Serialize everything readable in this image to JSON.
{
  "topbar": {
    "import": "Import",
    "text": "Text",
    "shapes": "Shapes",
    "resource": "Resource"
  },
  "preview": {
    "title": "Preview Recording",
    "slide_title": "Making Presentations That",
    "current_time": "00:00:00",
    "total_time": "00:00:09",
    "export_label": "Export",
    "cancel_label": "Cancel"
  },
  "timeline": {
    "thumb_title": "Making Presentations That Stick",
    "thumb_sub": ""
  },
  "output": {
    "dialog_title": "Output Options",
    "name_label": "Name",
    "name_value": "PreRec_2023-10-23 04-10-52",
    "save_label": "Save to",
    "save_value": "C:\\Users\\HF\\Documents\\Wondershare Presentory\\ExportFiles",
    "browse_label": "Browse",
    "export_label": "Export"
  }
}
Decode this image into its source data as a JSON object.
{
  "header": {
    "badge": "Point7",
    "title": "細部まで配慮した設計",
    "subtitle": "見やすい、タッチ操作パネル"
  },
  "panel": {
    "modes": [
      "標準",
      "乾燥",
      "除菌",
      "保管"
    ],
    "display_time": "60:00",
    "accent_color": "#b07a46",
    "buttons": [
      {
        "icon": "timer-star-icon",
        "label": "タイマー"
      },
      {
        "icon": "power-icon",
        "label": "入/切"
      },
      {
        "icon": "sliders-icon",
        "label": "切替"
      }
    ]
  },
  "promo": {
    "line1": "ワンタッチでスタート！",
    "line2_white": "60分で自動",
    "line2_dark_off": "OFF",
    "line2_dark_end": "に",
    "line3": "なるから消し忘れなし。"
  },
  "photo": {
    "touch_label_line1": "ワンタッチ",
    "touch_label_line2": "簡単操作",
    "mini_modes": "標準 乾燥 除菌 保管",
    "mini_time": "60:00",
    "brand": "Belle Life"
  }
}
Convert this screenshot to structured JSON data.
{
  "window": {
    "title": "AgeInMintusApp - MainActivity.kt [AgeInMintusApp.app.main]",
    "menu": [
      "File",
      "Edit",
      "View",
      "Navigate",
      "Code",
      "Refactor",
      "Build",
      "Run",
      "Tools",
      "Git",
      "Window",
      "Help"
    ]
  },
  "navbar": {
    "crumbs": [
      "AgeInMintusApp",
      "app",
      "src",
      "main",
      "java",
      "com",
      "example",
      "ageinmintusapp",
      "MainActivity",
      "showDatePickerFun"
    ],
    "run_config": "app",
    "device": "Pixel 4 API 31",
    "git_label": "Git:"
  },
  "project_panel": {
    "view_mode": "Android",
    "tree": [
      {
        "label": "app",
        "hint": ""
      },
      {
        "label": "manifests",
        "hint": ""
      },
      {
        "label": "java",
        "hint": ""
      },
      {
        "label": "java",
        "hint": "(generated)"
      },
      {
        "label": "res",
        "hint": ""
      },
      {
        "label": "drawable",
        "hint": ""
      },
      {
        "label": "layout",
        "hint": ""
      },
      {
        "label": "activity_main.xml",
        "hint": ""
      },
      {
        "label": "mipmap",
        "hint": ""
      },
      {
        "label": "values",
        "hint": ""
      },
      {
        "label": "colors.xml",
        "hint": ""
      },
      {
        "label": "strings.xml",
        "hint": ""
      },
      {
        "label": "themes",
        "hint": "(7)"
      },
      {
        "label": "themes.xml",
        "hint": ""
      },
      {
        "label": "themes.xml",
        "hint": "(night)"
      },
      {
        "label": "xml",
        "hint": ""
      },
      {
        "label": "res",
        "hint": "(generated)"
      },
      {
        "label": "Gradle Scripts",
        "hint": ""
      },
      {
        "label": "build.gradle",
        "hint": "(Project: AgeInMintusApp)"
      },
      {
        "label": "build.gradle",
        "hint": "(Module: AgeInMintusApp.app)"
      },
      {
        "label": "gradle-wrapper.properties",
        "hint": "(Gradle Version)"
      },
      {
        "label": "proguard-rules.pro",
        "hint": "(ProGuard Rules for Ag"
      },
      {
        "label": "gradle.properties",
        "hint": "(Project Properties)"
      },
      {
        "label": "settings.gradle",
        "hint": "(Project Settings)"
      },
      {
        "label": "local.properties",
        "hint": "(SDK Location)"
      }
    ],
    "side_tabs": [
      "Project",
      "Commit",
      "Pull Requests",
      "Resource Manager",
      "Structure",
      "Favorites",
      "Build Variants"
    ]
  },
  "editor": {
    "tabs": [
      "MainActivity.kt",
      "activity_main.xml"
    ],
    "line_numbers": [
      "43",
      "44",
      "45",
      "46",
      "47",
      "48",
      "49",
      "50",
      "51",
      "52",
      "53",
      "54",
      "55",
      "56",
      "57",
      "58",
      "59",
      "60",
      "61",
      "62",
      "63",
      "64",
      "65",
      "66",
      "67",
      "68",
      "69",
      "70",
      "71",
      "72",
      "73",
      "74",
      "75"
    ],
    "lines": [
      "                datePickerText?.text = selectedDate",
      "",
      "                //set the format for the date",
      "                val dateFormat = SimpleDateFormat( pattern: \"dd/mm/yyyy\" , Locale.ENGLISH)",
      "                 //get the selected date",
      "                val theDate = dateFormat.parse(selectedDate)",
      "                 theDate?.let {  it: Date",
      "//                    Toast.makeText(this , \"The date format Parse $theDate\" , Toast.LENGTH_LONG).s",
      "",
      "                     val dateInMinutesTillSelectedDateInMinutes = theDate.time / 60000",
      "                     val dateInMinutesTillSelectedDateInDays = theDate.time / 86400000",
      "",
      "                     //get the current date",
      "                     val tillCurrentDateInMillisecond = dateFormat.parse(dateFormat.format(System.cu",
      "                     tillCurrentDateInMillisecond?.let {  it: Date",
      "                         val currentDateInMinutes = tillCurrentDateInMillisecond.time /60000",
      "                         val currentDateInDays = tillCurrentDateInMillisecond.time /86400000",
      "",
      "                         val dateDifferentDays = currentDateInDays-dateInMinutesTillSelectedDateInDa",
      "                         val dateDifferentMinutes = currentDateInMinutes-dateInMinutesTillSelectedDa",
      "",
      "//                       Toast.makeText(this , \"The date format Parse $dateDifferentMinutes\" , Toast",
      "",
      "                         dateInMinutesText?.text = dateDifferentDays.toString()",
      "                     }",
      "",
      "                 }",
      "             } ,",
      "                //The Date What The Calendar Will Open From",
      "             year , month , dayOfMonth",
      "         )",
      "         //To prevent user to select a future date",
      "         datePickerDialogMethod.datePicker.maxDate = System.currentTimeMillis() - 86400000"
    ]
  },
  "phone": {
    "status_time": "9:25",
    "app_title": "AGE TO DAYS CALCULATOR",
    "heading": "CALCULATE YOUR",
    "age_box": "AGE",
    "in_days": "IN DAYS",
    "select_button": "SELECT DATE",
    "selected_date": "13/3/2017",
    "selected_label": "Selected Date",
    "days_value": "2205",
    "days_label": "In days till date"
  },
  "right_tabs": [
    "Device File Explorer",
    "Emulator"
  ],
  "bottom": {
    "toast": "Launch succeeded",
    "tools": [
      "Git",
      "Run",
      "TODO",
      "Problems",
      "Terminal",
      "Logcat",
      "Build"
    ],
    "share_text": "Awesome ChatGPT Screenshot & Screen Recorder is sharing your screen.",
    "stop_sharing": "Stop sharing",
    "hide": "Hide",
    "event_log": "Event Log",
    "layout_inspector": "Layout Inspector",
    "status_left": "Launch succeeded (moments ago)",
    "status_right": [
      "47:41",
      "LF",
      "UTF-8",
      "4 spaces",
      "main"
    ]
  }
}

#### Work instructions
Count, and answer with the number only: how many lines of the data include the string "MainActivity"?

#### Finished task
3